Items from an interface collection:
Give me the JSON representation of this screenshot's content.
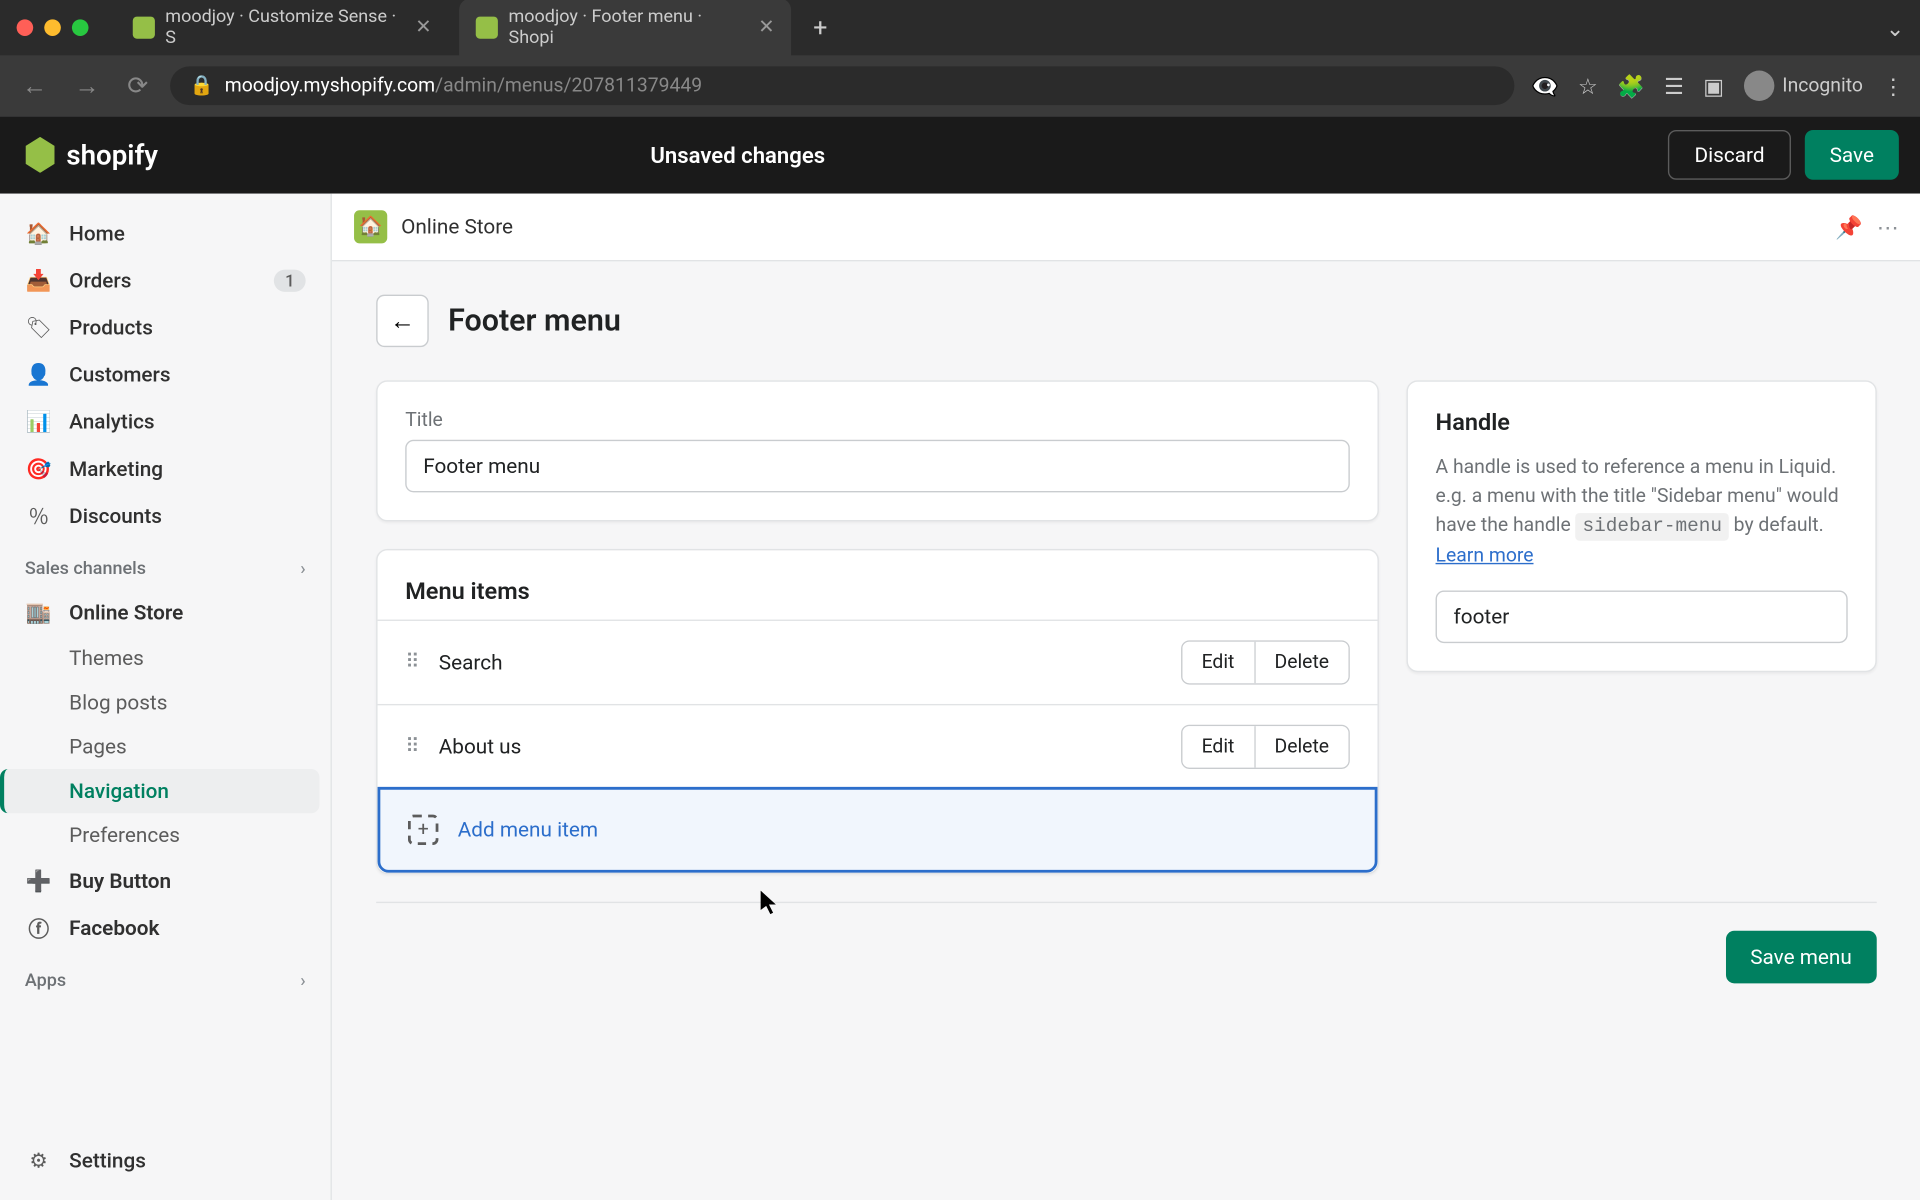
{
  "browser": {
    "tabs": [
      {
        "title": "moodjoy · Customize Sense · S",
        "active": false
      },
      {
        "title": "moodjoy · Footer menu · Shopi",
        "active": true
      }
    ],
    "url_prefix": "moodjoy.myshopify.com",
    "url_path": "/admin/menus/207811379449",
    "incognito_label": "Incognito"
  },
  "topbar": {
    "logo_text": "shopify",
    "unsaved_label": "Unsaved changes",
    "discard_label": "Discard",
    "save_label": "Save"
  },
  "sidebar": {
    "items": [
      {
        "label": "Home",
        "icon": "home"
      },
      {
        "label": "Orders",
        "icon": "orders",
        "badge": "1"
      },
      {
        "label": "Products",
        "icon": "products"
      },
      {
        "label": "Customers",
        "icon": "customers"
      },
      {
        "label": "Analytics",
        "icon": "analytics"
      },
      {
        "label": "Marketing",
        "icon": "marketing"
      },
      {
        "label": "Discounts",
        "icon": "discounts"
      }
    ],
    "sales_channels_label": "Sales channels",
    "online_store_label": "Online Store",
    "online_store_sub": [
      {
        "label": "Themes"
      },
      {
        "label": "Blog posts"
      },
      {
        "label": "Pages"
      },
      {
        "label": "Navigation",
        "active": true
      },
      {
        "label": "Preferences"
      }
    ],
    "buy_button_label": "Buy Button",
    "facebook_label": "Facebook",
    "apps_label": "Apps",
    "settings_label": "Settings"
  },
  "breadcrumb": {
    "label": "Online Store"
  },
  "page": {
    "title": "Footer menu",
    "title_field_label": "Title",
    "title_field_value": "Footer menu",
    "menu_items_heading": "Menu items",
    "menu_items": [
      {
        "label": "Search"
      },
      {
        "label": "About us"
      }
    ],
    "edit_label": "Edit",
    "delete_label": "Delete",
    "add_menu_item_label": "Add menu item",
    "save_menu_label": "Save menu"
  },
  "handle": {
    "heading": "Handle",
    "desc_1": "A handle is used to reference a menu in Liquid. e.g. a menu with the title \"Sidebar menu\" would have the handle ",
    "code": "sidebar-menu",
    "desc_2": " by default. ",
    "learn_more": "Learn more",
    "value": "footer"
  }
}
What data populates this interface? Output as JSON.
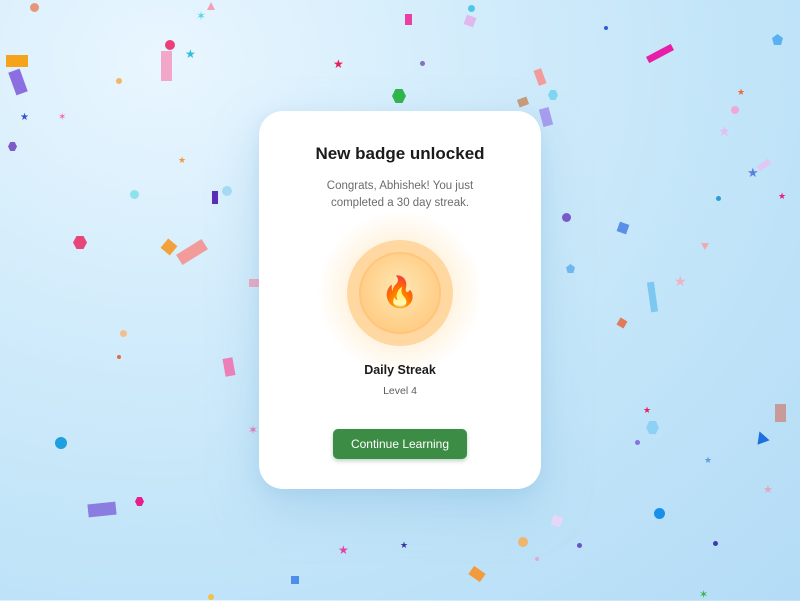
{
  "modal": {
    "title": "New badge unlocked",
    "subtitle": "Congrats, Abhishek! You just completed a 30 day streak.",
    "badge": {
      "icon": "fire-emoji",
      "emoji": "🔥",
      "name": "Daily Streak",
      "level": "Level 4"
    },
    "cta_label": "Continue Learning"
  },
  "colors": {
    "cta_background": "#3d8c45",
    "badge_ring": "#ffd7a1",
    "badge_core": "#ffc27a",
    "background": "#c6e6f9"
  },
  "decoration": "confetti"
}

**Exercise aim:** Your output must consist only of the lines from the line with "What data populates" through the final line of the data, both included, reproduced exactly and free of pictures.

**Solution for this task:**
What data populates this interface? Output as JSON.
{
  "modal": {
    "title": "New badge unlocked",
    "subtitle": "Congrats, Abhishek! You just completed a 30 day streak.",
    "badge": {
      "icon": "fire-emoji",
      "emoji": "🔥",
      "name": "Daily Streak",
      "level": "Level 4"
    },
    "cta_label": "Continue Learning"
  },
  "colors": {
    "cta_background": "#3d8c45",
    "badge_ring": "#ffd7a1",
    "badge_core": "#ffc27a",
    "background": "#c6e6f9"
  },
  "decoration": "confetti"
}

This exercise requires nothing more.